DATASET RECORDS:
# # # # # # #

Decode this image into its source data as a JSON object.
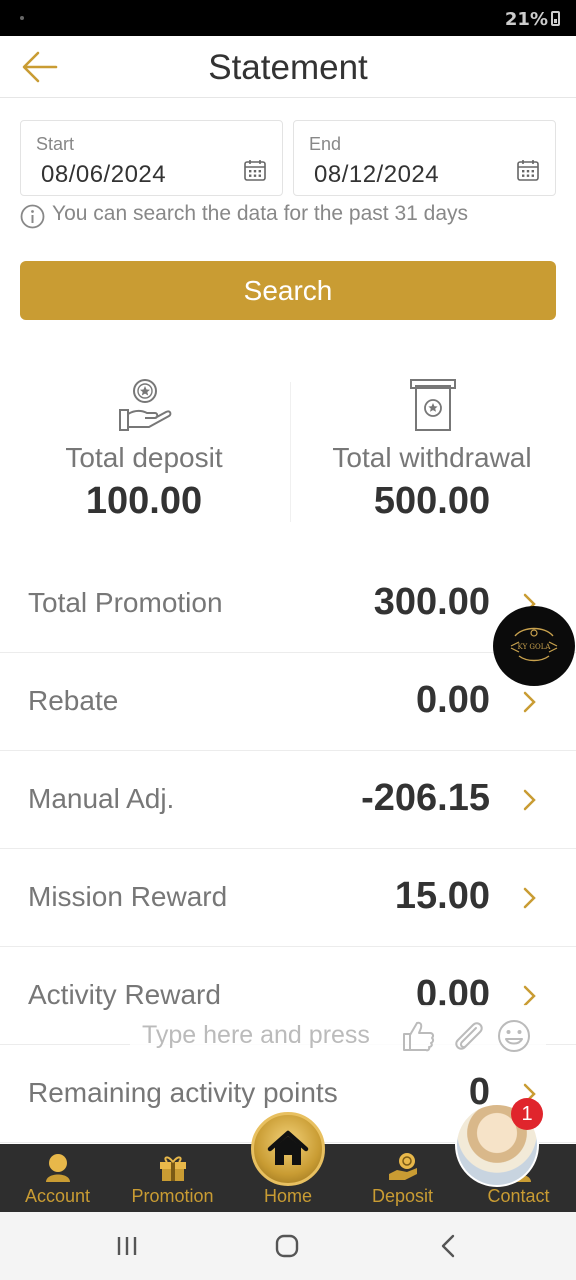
{
  "status_bar": {
    "battery": "21%"
  },
  "header": {
    "title": "Statement"
  },
  "date_range": {
    "start": {
      "label": "Start",
      "value": "08/06/2024"
    },
    "end": {
      "label": "End",
      "value": "08/12/2024"
    },
    "hint": "You can search the data for the past 31 days"
  },
  "search_button": "Search",
  "totals": {
    "deposit": {
      "label": "Total deposit",
      "value": "100.00"
    },
    "withdrawal": {
      "label": "Total withdrawal",
      "value": "500.00"
    }
  },
  "rows": [
    {
      "label": "Total Promotion",
      "value": "300.00"
    },
    {
      "label": "Rebate",
      "value": "0.00"
    },
    {
      "label": "Manual Adj.",
      "value": "-206.15"
    },
    {
      "label": "Mission Reward",
      "value": "15.00"
    },
    {
      "label": "Activity Reward",
      "value": "0.00"
    },
    {
      "label": "Remaining activity points",
      "value": "0"
    }
  ],
  "floating_logo": {
    "text": "KY GOLA"
  },
  "chat": {
    "placeholder": "Type here and press"
  },
  "bottom_nav": [
    {
      "label": "Account",
      "icon": "account-icon"
    },
    {
      "label": "Promotion",
      "icon": "gift-icon"
    },
    {
      "label": "Home",
      "icon": "home-icon"
    },
    {
      "label": "Deposit",
      "icon": "deposit-icon"
    },
    {
      "label": "Contact",
      "icon": "contact-icon"
    }
  ],
  "chat_avatar": {
    "badge": "1"
  },
  "colors": {
    "accent": "#c99c33",
    "nav_bg": "#2e2e2e",
    "badge": "#e0252c"
  }
}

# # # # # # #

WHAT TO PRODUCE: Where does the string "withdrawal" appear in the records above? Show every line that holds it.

SOLVED EXERCISE:
    "withdrawal": {
      "label": "Total withdrawal",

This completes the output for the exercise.